*** Opening INPUT ***
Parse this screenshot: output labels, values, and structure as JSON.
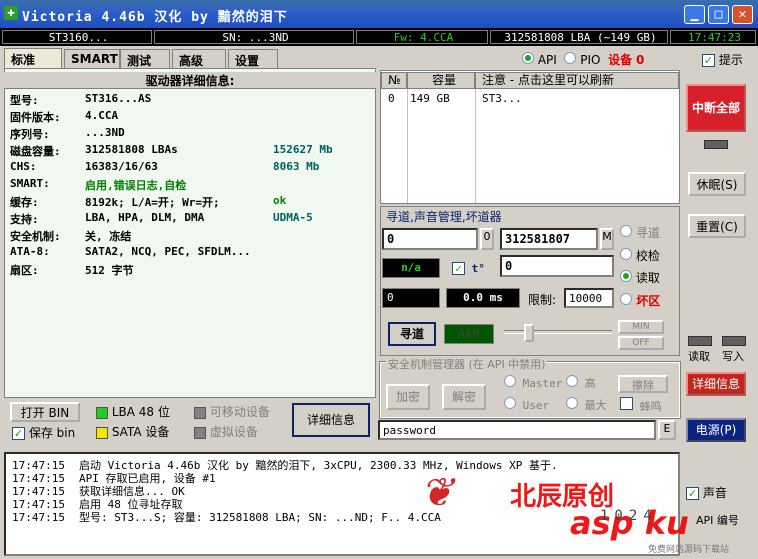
{
  "window": {
    "title": "Victoria 4.46b 汉化 by 黯然的泪下"
  },
  "infobar": {
    "model": "ST3160...",
    "sn": "SN: ...3ND",
    "fw": "Fw: 4.CCA",
    "lba": "312581808 LBA (~149 GB)",
    "time": "17:47:23"
  },
  "tabs": [
    "标准",
    "SMART",
    "测试",
    "高级",
    "设置"
  ],
  "mode": {
    "api": "API",
    "pio": "PIO",
    "device_label": "设备",
    "device_num": "0",
    "hint": "提示"
  },
  "info": {
    "title": "驱动器详细信息:",
    "rows": [
      {
        "k": "型号:",
        "v": "ST316...AS",
        "v2": ""
      },
      {
        "k": "固件版本:",
        "v": "4.CCA",
        "v2": ""
      },
      {
        "k": "序列号:",
        "v": "...3ND",
        "v2": ""
      },
      {
        "k": "磁盘容量:",
        "v": "312581808 LBAs",
        "v2": "152627 Mb"
      },
      {
        "k": "CHS:",
        "v": "16383/16/63",
        "v2": "8063 Mb"
      },
      {
        "k": "SMART:",
        "v": "启用,错误日志,自检",
        "v2": ""
      },
      {
        "k": "缓存:",
        "v": "8192k; L/A=开; Wr=开;",
        "v2": "ok"
      },
      {
        "k": "支持:",
        "v": "LBA, HPA, DLM, DMA",
        "v2": "UDMA-5"
      },
      {
        "k": "安全机制:",
        "v": "关, 冻结",
        "v2": ""
      },
      {
        "k": "ATA-8:",
        "v": "SATA2, NCQ, PEC, SFDLM...",
        "v2": ""
      },
      {
        "k": "扇区:",
        "v": "512 字节",
        "v2": ""
      }
    ]
  },
  "bottom_left": {
    "open_bin": "打开 BIN",
    "save_bin": "保存 bin",
    "lba48": "LBA 48 位",
    "sata": "SATA 设备",
    "removable": "可移动设备",
    "virtual": "虚拟设备",
    "details": "详细信息"
  },
  "list": {
    "col_n": "№",
    "col_cap": "容量",
    "col_note": "注意 - 点击这里可以刷新",
    "row": {
      "n": "0",
      "cap": "149 GB",
      "note": "ST3..."
    }
  },
  "seek": {
    "title": "寻道,声音管理,坏道器",
    "start": "0",
    "zero_btn": "0",
    "end": "312581807",
    "m_btn": "M",
    "na": "n/a",
    "t_label": "t°",
    "temp_val": "0",
    "pos": "0",
    "speed": "0.0 ms",
    "limit_label": "限制:",
    "limit_val": "10000",
    "seek_btn": "寻道",
    "aam": "AAM",
    "min": "MIN",
    "off": "OFF",
    "opt_seek": "寻道",
    "opt_verify": "校检",
    "opt_read": "读取",
    "opt_bad": "坏区"
  },
  "security": {
    "title": "安全机制管理器 (在 API 中禁用)",
    "encrypt": "加密",
    "decrypt": "解密",
    "master": "Master",
    "user": "User",
    "high": "高",
    "max": "最大",
    "erase": "擦除",
    "beep": "蜂鸣"
  },
  "password": {
    "value": "password",
    "btn": "E"
  },
  "right": {
    "stop_all": "中断全部",
    "sleep": "休眠(S)",
    "reset": "重置(C)",
    "read": "读取",
    "write": "写入",
    "details": "详细信息",
    "power": "电源(P)",
    "sound": "声音",
    "api_num": "API 编号"
  },
  "log": [
    {
      "t": "17:47:15",
      "m": "启动 Victoria 4.46b 汉化 by 黯然的泪下, 3xCPU, 2300.33 MHz, Windows XP 基于."
    },
    {
      "t": "17:47:15",
      "m": "API 存取已启用, 设备 #1"
    },
    {
      "t": "17:47:15",
      "m": "获取详细信息...    OK"
    },
    {
      "t": "17:47:15",
      "m": "启用 48 位寻址存取"
    },
    {
      "t": "17:47:15",
      "m": "型号:   ST3...S;    容量: 312581808 LBA; SN: ...ND; F.. 4.CCA"
    }
  ],
  "watermark": {
    "brand": "北辰原创",
    "site": "asp ku",
    "num": "1024",
    "small": "免费网站源码下载站"
  },
  "colors": {
    "title_blue": "#2F60C8",
    "stop_red": "#D8202A",
    "details_red": "#C0281E",
    "power_blue": "#0A2480",
    "lcd_cyan": "#00E0E0"
  }
}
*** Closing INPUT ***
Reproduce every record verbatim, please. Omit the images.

Parse this screenshot: output labels, values, and structure as JSON.
{
  "window": {
    "title": "Victoria 4.46b 汉化 by 黯然的泪下"
  },
  "infobar": {
    "model": "ST3160...",
    "sn": "SN: ...3ND",
    "fw": "Fw: 4.CCA",
    "lba": "312581808 LBA (~149 GB)",
    "time": "17:47:23"
  },
  "tabs": [
    "标准",
    "SMART",
    "测试",
    "高级",
    "设置"
  ],
  "mode": {
    "api": "API",
    "pio": "PIO",
    "device_label": "设备",
    "device_num": "0",
    "hint": "提示"
  },
  "info": {
    "title": "驱动器详细信息:",
    "rows": [
      {
        "k": "型号:",
        "v": "ST316...AS",
        "v2": ""
      },
      {
        "k": "固件版本:",
        "v": "4.CCA",
        "v2": ""
      },
      {
        "k": "序列号:",
        "v": "...3ND",
        "v2": ""
      },
      {
        "k": "磁盘容量:",
        "v": "312581808 LBAs",
        "v2": "152627 Mb"
      },
      {
        "k": "CHS:",
        "v": "16383/16/63",
        "v2": "8063 Mb"
      },
      {
        "k": "SMART:",
        "v": "启用,错误日志,自检",
        "v2": ""
      },
      {
        "k": "缓存:",
        "v": "8192k; L/A=开; Wr=开;",
        "v2": "ok"
      },
      {
        "k": "支持:",
        "v": "LBA, HPA, DLM, DMA",
        "v2": "UDMA-5"
      },
      {
        "k": "安全机制:",
        "v": "关, 冻结",
        "v2": ""
      },
      {
        "k": "ATA-8:",
        "v": "SATA2, NCQ, PEC, SFDLM...",
        "v2": ""
      },
      {
        "k": "扇区:",
        "v": "512 字节",
        "v2": ""
      }
    ]
  },
  "bottom_left": {
    "open_bin": "打开 BIN",
    "save_bin": "保存 bin",
    "lba48": "LBA 48 位",
    "sata": "SATA 设备",
    "removable": "可移动设备",
    "virtual": "虚拟设备",
    "details": "详细信息"
  },
  "list": {
    "col_n": "№",
    "col_cap": "容量",
    "col_note": "注意 - 点击这里可以刷新",
    "row": {
      "n": "0",
      "cap": "149 GB",
      "note": "ST3..."
    }
  },
  "seek": {
    "title": "寻道,声音管理,坏道器",
    "start": "0",
    "zero_btn": "0",
    "end": "312581807",
    "m_btn": "M",
    "na": "n/a",
    "t_label": "t°",
    "temp_val": "0",
    "pos": "0",
    "speed": "0.0 ms",
    "limit_label": "限制:",
    "limit_val": "10000",
    "seek_btn": "寻道",
    "aam": "AAM",
    "min": "MIN",
    "off": "OFF",
    "opt_seek": "寻道",
    "opt_verify": "校检",
    "opt_read": "读取",
    "opt_bad": "坏区"
  },
  "security": {
    "title": "安全机制管理器 (在 API 中禁用)",
    "encrypt": "加密",
    "decrypt": "解密",
    "master": "Master",
    "user": "User",
    "high": "高",
    "max": "最大",
    "erase": "擦除",
    "beep": "蜂鸣"
  },
  "password": {
    "value": "password",
    "btn": "E"
  },
  "right": {
    "stop_all": "中断全部",
    "sleep": "休眠(S)",
    "reset": "重置(C)",
    "read": "读取",
    "write": "写入",
    "details": "详细信息",
    "power": "电源(P)",
    "sound": "声音",
    "api_num": "API 编号"
  },
  "log": [
    {
      "t": "17:47:15",
      "m": "启动 Victoria 4.46b 汉化 by 黯然的泪下, 3xCPU, 2300.33 MHz, Windows XP 基于."
    },
    {
      "t": "17:47:15",
      "m": "API 存取已启用, 设备 #1"
    },
    {
      "t": "17:47:15",
      "m": "获取详细信息...    OK"
    },
    {
      "t": "17:47:15",
      "m": "启用 48 位寻址存取"
    },
    {
      "t": "17:47:15",
      "m": "型号:   ST3...S;    容量: 312581808 LBA; SN: ...ND; F.. 4.CCA"
    }
  ],
  "watermark": {
    "brand": "北辰原创",
    "site": "asp ku",
    "num": "1024",
    "small": "免费网站源码下载站"
  },
  "colors": {
    "title_blue": "#2F60C8",
    "stop_red": "#D8202A",
    "details_red": "#C0281E",
    "power_blue": "#0A2480",
    "lcd_cyan": "#00E0E0"
  }
}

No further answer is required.